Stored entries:
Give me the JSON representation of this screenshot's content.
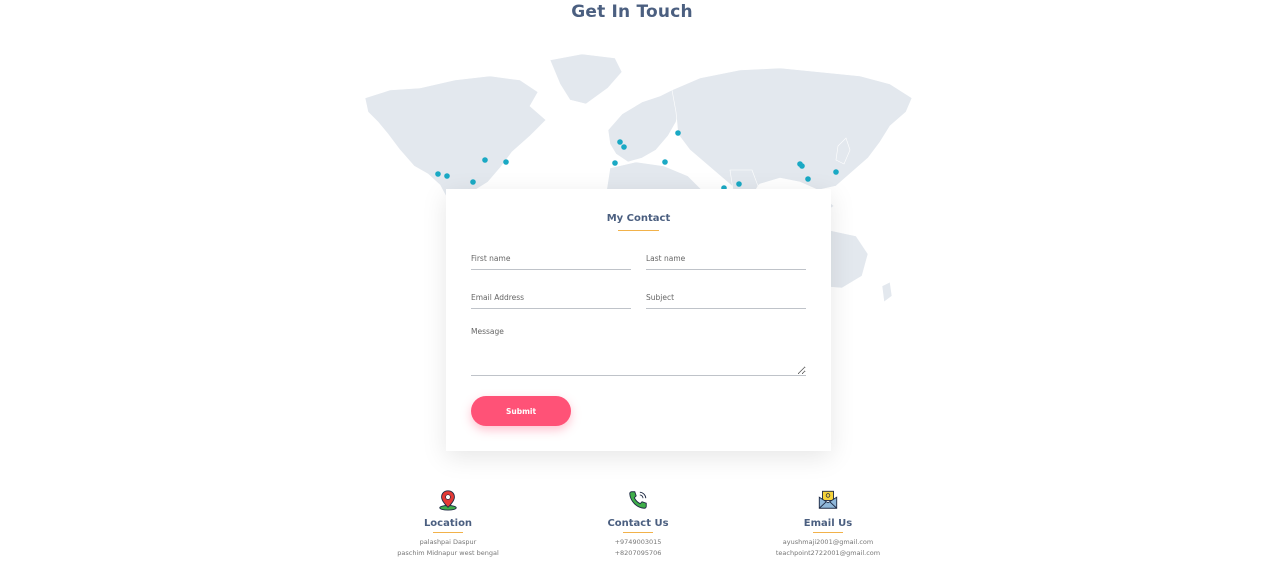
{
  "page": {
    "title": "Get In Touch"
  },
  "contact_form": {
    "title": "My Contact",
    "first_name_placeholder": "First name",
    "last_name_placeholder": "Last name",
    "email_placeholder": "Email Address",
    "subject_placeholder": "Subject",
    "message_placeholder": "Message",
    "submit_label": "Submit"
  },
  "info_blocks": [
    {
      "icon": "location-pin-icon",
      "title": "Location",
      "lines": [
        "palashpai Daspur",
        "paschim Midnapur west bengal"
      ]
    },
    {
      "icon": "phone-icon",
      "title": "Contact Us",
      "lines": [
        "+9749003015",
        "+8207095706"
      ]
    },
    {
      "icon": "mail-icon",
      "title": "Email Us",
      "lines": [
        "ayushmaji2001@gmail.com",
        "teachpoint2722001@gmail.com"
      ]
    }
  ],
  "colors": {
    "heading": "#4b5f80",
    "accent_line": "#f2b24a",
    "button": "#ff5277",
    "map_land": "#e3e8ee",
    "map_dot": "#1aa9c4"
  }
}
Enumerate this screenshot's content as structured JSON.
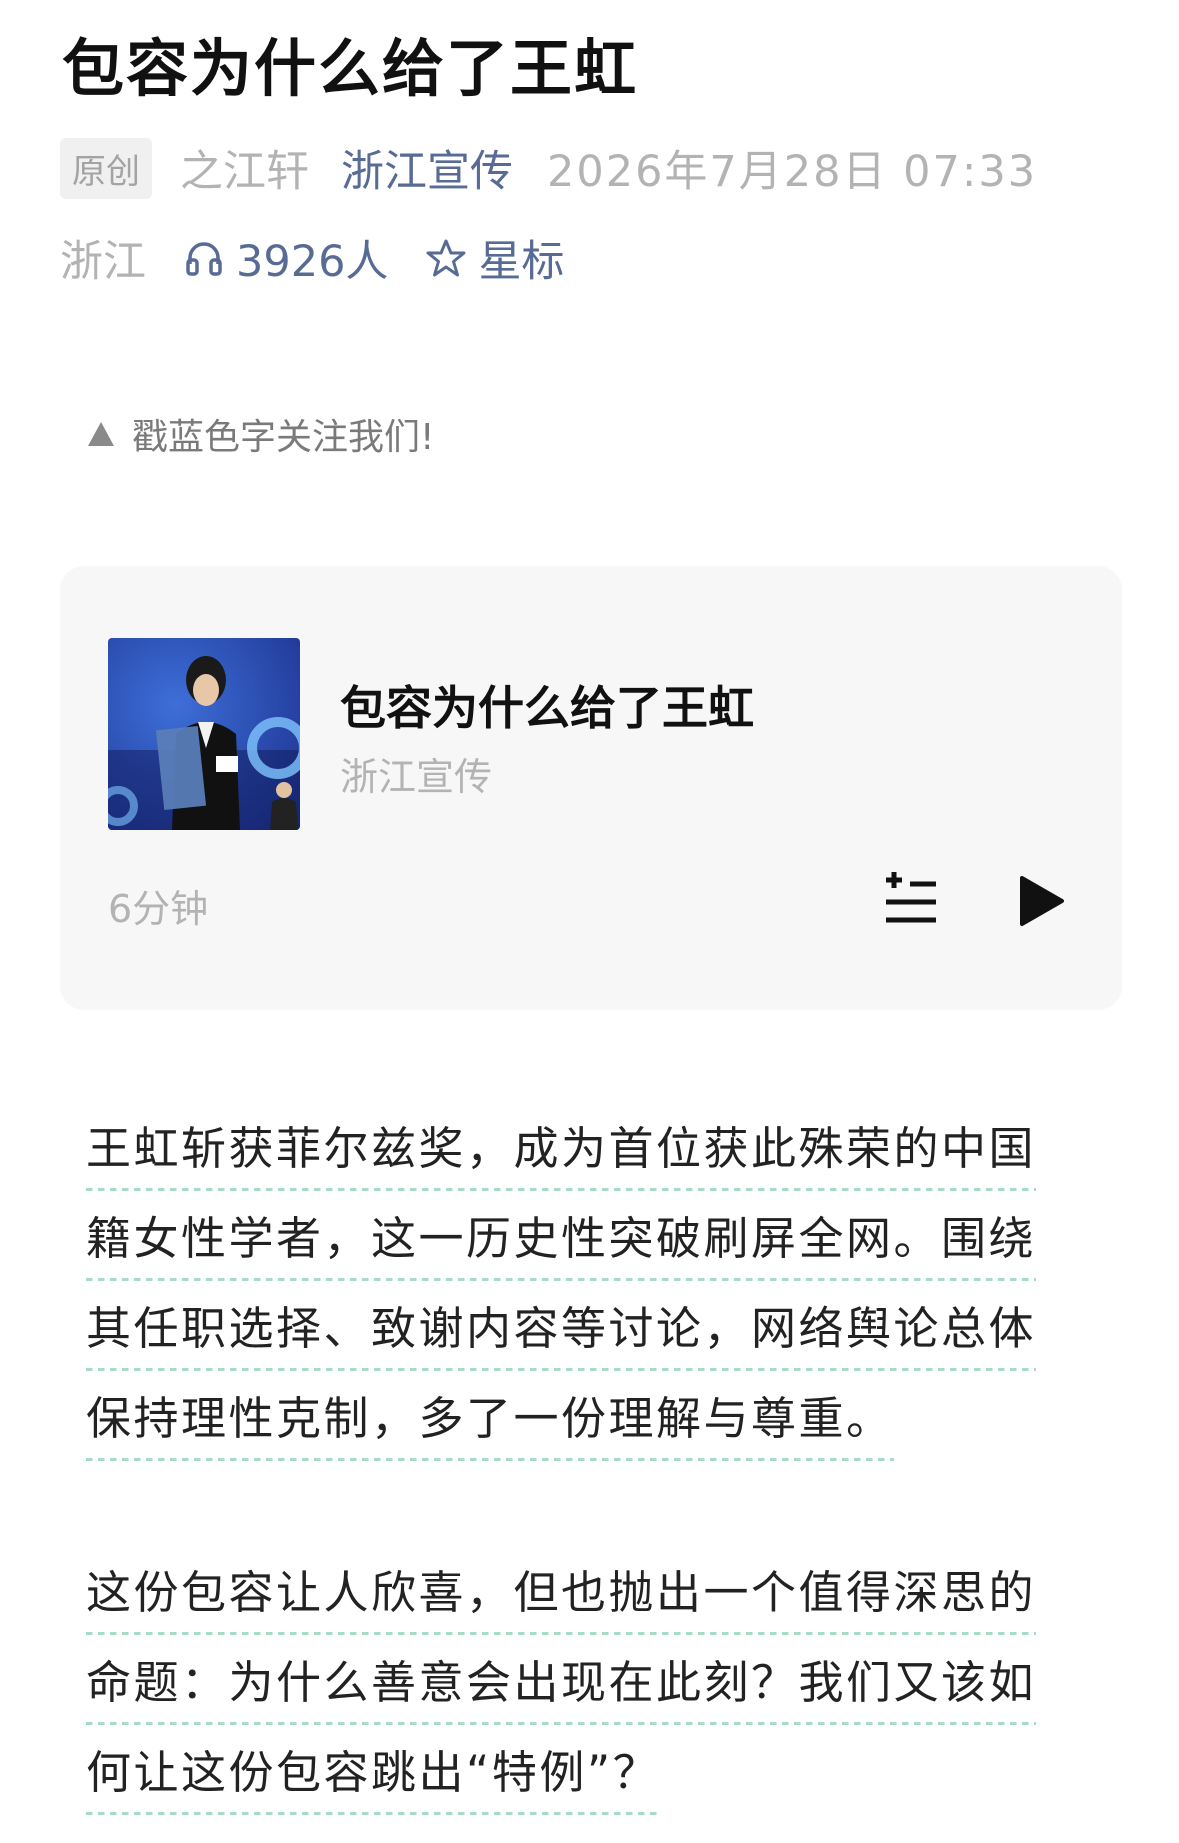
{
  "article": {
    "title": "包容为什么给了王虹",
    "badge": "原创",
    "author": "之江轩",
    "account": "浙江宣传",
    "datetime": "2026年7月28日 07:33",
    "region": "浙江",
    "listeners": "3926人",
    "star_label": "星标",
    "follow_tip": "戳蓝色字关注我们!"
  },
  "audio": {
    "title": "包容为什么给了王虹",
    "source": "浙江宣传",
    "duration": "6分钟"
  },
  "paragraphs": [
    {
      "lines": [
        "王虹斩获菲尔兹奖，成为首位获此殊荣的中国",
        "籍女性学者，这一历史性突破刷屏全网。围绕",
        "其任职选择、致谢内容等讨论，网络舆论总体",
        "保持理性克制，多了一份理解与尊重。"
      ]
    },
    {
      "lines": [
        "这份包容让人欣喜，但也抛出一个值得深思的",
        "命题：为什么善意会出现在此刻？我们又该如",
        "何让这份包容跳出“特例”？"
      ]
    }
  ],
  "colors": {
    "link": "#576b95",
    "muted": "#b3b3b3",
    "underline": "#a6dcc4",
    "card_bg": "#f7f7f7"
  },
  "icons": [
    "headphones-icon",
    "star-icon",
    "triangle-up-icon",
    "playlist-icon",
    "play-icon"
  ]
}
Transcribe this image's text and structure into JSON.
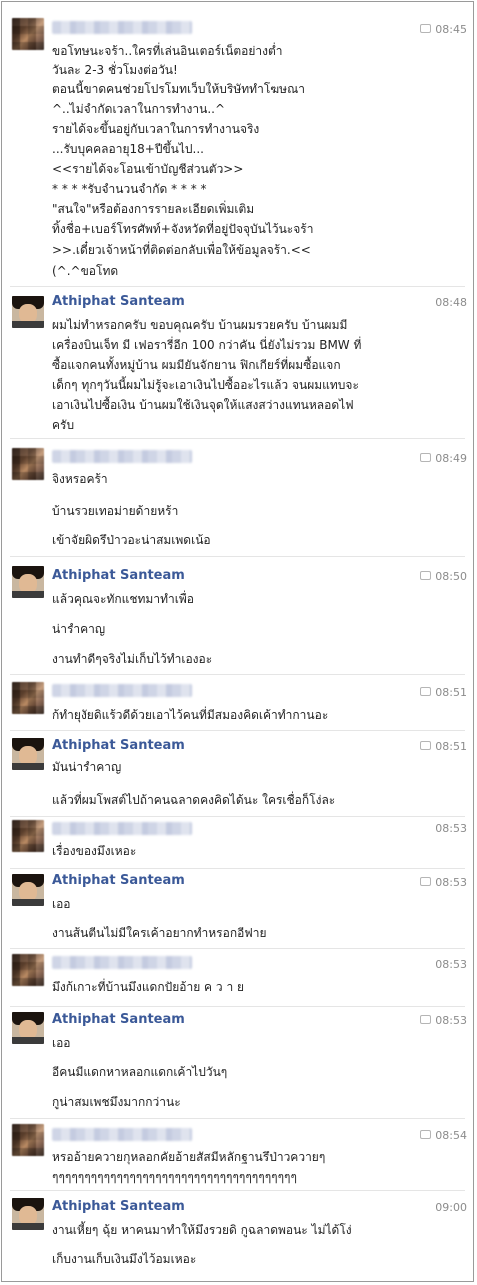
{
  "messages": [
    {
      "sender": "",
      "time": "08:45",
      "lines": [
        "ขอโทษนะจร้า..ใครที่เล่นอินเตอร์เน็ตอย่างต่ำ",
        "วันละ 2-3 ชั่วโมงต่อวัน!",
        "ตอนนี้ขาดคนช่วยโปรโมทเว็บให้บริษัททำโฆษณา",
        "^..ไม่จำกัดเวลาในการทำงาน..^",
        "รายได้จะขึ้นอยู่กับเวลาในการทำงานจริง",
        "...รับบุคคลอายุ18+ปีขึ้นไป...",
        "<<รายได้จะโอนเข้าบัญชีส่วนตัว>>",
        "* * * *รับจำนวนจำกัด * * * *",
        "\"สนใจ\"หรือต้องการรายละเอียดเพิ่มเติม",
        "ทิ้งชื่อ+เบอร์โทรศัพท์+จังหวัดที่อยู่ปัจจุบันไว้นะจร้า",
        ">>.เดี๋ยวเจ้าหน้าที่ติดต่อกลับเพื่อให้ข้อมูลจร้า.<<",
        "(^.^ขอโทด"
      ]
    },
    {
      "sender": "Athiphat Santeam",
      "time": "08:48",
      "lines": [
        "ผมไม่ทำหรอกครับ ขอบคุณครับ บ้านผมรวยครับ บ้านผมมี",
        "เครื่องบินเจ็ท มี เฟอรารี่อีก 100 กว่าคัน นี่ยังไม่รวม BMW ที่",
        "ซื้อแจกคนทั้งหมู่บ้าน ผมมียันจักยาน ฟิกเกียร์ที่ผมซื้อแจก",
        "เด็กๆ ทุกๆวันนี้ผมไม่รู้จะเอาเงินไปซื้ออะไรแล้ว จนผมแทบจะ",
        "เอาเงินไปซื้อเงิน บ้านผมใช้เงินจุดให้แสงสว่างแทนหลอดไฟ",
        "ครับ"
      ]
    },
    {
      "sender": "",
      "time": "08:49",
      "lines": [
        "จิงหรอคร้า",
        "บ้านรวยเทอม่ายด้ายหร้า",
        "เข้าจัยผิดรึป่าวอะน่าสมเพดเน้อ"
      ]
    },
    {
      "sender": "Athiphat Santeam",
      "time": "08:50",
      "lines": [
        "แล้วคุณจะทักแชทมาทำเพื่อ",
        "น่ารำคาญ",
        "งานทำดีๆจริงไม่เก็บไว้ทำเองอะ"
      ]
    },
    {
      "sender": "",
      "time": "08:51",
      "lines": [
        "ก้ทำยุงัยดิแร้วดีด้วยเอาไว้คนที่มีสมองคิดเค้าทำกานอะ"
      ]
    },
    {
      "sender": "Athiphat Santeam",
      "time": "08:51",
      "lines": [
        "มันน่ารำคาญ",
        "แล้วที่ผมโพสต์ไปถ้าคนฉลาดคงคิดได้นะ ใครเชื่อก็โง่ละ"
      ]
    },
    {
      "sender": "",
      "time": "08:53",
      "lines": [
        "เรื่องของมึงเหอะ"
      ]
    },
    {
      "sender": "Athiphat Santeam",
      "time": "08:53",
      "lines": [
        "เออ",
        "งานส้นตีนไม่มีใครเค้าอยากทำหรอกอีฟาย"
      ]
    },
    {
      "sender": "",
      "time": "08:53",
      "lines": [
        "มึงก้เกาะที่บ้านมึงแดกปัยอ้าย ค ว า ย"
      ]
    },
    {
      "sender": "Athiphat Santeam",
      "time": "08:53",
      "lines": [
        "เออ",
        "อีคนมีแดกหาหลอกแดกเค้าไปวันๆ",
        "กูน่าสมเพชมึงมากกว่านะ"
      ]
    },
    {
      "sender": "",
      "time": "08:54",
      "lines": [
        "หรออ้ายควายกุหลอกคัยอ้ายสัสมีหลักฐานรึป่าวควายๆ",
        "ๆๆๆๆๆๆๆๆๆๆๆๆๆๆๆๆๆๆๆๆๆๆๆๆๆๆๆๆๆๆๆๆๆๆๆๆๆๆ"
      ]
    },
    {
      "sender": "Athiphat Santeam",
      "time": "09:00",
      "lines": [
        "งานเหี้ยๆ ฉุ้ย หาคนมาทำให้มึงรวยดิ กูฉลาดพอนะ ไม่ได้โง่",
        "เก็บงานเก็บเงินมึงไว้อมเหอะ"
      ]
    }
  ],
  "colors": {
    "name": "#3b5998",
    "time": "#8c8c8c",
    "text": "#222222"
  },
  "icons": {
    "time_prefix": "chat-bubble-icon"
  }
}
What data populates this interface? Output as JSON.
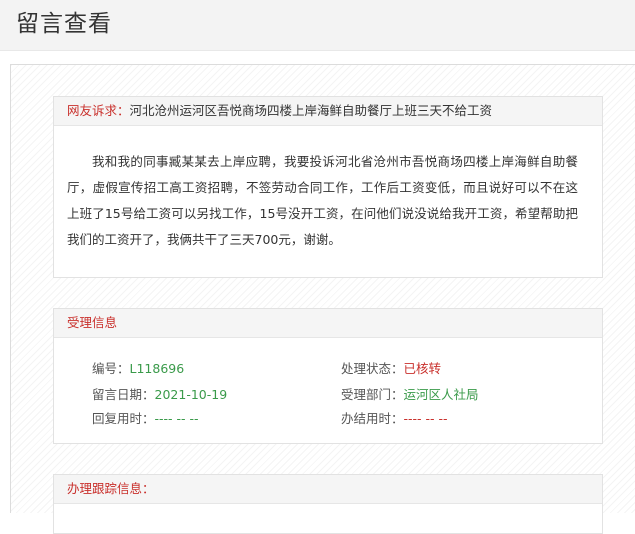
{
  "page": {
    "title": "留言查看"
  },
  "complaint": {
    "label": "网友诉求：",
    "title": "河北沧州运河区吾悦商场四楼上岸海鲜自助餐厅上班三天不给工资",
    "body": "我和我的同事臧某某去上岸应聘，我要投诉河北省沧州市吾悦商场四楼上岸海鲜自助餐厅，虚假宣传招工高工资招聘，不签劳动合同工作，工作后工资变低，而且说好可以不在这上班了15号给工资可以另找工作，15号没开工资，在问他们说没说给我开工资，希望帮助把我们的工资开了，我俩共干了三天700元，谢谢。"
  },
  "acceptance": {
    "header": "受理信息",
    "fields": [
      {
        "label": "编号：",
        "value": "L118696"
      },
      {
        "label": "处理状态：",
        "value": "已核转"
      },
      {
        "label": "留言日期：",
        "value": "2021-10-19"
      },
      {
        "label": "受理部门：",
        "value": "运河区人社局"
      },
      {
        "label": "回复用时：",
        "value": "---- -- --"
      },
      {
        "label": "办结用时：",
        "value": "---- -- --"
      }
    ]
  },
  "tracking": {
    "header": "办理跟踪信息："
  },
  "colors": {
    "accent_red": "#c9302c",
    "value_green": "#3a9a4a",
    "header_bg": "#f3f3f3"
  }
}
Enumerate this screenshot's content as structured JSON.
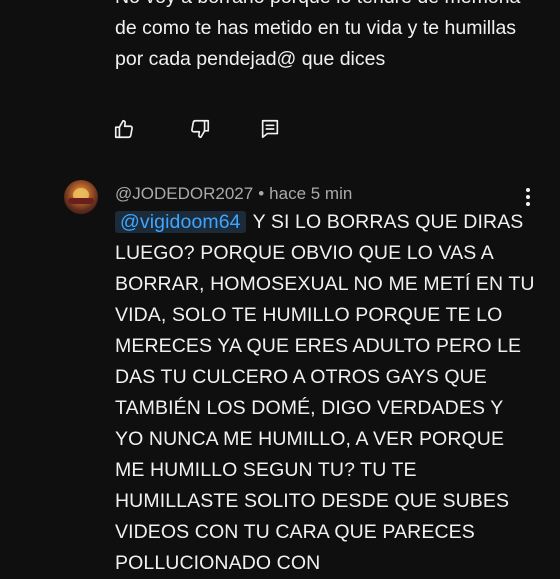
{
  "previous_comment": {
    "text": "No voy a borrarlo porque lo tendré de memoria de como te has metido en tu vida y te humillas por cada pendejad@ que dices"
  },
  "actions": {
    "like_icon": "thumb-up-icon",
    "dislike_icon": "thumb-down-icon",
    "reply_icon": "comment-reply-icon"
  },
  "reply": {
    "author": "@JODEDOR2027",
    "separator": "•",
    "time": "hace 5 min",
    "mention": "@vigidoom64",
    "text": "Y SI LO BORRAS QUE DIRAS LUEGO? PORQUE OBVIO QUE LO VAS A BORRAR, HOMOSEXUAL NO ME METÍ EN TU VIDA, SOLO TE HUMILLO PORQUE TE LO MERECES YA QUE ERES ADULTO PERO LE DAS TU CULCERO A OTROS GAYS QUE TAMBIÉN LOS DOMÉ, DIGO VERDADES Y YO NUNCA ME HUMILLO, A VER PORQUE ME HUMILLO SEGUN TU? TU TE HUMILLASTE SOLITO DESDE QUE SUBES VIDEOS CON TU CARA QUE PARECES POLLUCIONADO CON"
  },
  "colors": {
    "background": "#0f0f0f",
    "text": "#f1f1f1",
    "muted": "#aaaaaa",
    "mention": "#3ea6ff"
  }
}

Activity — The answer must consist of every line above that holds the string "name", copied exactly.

Solution to this exercise —
    "first_name_placeholder": "First name",
    "last_name_placeholder": "Last name",
    "name": "#3b5998",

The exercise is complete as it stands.